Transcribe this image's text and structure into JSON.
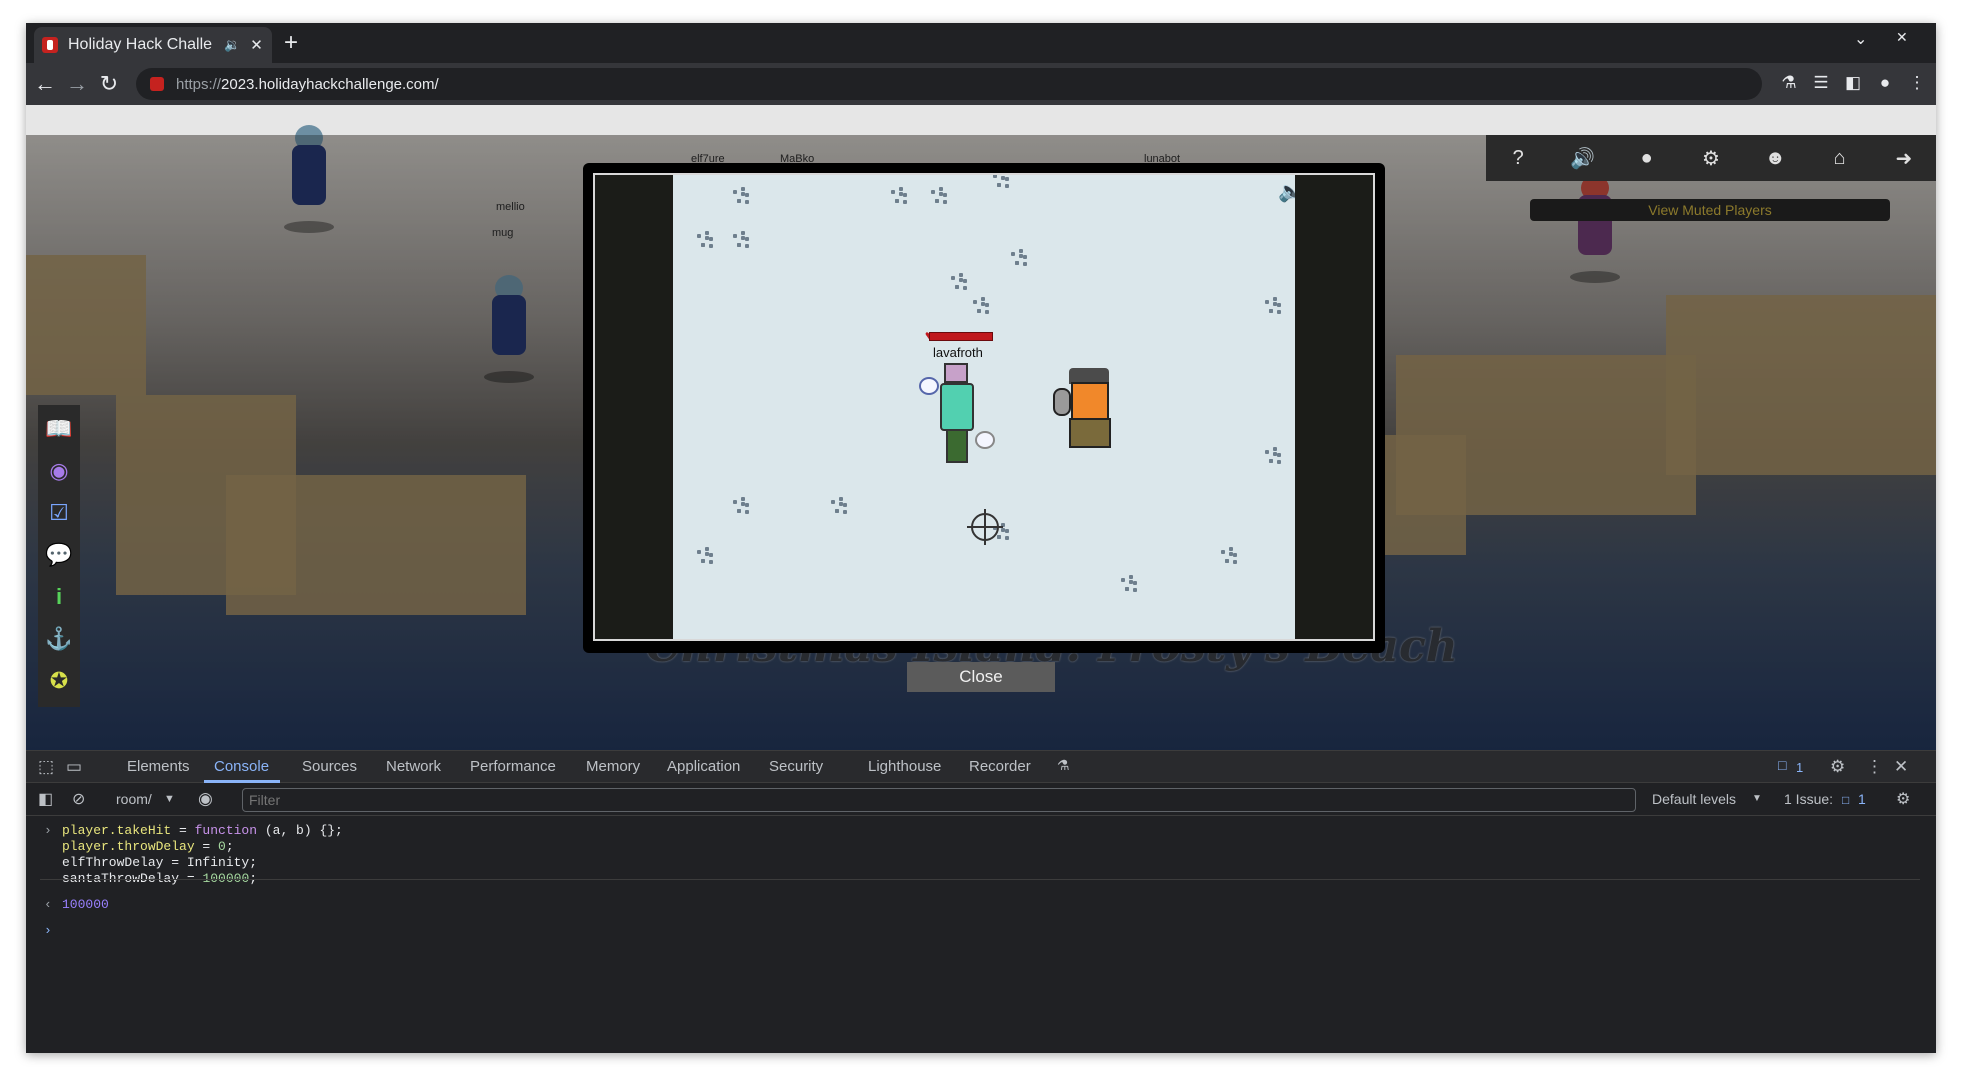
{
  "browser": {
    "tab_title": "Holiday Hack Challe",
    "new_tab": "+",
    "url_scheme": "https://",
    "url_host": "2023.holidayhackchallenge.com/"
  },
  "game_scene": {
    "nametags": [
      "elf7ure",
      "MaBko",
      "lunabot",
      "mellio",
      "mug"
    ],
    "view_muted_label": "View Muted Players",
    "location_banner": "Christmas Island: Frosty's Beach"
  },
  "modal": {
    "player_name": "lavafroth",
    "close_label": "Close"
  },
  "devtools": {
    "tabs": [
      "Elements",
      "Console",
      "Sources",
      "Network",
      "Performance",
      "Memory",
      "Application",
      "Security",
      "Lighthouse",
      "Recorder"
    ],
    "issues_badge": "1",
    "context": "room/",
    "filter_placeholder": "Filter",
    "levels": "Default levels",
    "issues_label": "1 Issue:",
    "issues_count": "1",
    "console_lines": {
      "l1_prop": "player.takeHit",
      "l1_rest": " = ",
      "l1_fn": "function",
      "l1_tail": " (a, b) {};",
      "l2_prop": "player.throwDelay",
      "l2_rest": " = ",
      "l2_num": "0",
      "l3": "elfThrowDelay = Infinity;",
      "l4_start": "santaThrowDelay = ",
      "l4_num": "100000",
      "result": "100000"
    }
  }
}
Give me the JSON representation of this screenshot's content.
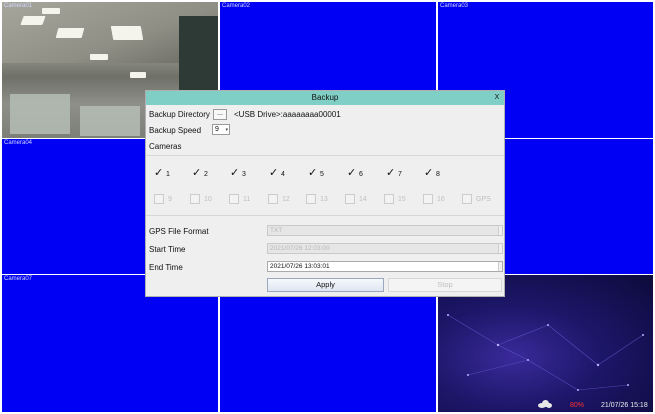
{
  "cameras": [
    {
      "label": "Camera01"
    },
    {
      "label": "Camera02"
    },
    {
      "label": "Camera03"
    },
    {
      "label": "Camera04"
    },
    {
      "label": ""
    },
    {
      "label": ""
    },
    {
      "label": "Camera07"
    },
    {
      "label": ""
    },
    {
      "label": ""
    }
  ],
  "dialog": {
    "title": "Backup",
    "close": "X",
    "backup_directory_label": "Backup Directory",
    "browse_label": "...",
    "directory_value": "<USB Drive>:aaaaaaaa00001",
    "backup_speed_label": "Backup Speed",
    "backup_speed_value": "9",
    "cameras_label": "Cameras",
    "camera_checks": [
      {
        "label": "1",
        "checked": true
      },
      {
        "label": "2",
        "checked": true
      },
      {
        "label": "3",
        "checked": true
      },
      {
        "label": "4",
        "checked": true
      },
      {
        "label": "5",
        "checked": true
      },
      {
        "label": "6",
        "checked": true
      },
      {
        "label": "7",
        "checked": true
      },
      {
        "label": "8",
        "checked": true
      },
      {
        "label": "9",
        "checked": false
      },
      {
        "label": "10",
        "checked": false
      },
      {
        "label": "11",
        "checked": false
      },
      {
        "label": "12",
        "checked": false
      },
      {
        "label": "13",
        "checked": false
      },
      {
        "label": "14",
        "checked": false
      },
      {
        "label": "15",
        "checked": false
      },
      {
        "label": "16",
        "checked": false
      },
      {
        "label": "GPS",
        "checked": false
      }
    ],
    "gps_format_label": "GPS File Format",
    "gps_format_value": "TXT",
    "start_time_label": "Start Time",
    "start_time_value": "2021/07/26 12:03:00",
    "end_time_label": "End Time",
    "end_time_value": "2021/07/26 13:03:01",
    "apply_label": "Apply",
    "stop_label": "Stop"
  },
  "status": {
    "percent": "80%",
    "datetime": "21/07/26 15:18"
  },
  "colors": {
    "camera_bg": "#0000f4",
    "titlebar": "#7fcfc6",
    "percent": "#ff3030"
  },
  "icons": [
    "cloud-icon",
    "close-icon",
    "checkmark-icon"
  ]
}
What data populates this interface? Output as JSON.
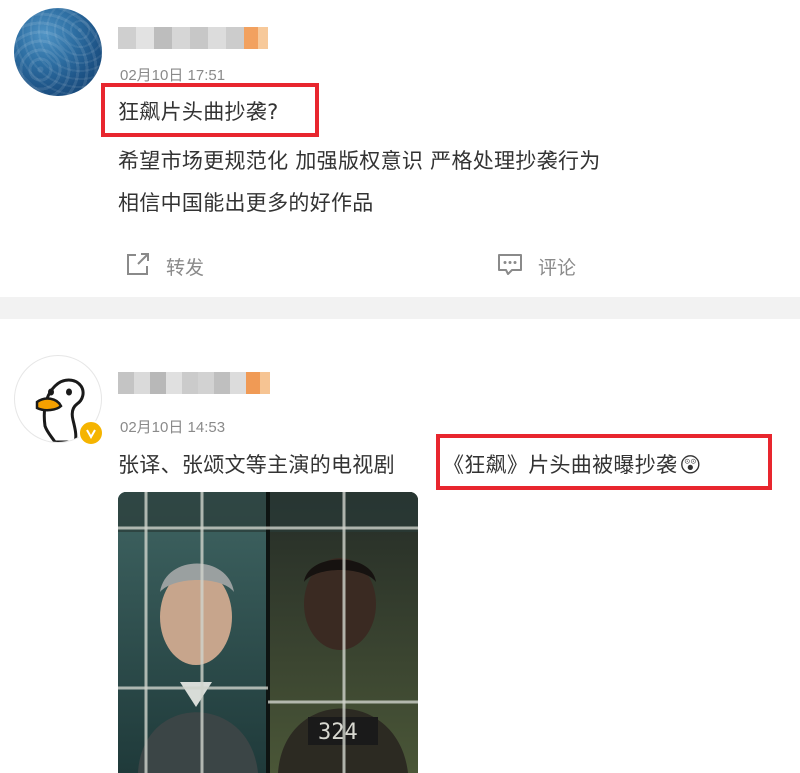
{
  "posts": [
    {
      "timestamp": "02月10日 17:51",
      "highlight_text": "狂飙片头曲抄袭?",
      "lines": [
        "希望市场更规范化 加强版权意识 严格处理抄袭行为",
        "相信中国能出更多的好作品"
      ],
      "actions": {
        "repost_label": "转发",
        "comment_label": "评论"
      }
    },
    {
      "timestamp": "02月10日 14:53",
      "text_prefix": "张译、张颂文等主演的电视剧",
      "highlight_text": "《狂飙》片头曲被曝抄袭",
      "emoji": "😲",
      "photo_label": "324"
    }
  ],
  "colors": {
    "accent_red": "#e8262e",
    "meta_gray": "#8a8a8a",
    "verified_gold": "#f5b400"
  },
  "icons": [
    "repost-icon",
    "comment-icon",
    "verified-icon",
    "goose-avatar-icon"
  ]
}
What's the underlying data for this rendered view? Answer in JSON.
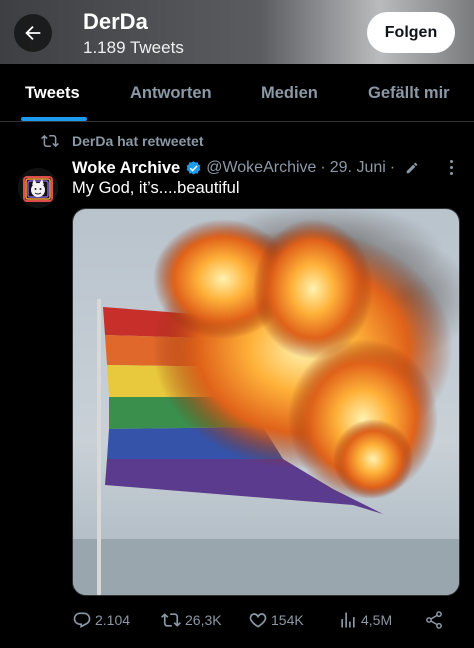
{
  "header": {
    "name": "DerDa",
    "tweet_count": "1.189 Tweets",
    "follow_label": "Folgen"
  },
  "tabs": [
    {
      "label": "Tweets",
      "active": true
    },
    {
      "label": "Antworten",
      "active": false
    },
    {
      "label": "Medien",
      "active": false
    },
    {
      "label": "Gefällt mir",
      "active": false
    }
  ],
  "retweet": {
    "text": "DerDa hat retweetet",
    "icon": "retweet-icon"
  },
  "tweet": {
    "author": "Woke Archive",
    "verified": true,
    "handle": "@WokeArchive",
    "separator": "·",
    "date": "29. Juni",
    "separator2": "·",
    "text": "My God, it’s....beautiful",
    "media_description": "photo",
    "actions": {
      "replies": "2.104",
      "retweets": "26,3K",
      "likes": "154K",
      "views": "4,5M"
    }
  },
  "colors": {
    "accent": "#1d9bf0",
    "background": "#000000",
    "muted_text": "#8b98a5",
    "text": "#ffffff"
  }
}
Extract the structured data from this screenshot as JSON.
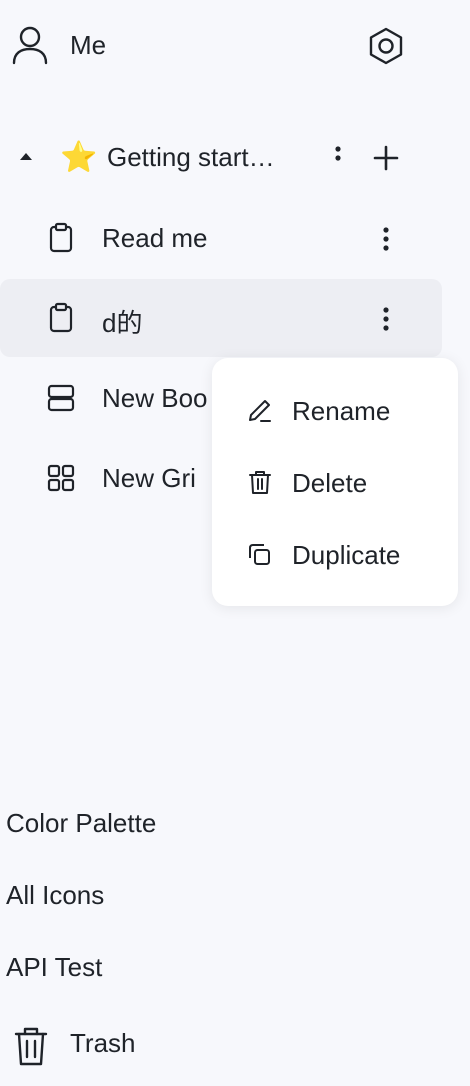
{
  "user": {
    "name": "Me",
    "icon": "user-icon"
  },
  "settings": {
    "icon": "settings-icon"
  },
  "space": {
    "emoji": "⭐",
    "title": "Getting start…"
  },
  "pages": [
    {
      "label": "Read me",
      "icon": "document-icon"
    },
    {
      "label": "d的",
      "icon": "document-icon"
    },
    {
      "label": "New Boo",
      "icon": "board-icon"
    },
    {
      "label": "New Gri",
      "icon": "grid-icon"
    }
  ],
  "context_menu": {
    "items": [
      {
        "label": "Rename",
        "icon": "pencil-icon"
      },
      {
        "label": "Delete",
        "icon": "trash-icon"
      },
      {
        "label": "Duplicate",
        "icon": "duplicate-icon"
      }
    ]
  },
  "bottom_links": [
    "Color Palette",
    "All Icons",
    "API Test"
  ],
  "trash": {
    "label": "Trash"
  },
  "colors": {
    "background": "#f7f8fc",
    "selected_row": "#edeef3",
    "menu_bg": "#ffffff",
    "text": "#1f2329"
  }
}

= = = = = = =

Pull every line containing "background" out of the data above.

    "background": "#000000",
    "background": "#f7f8fc",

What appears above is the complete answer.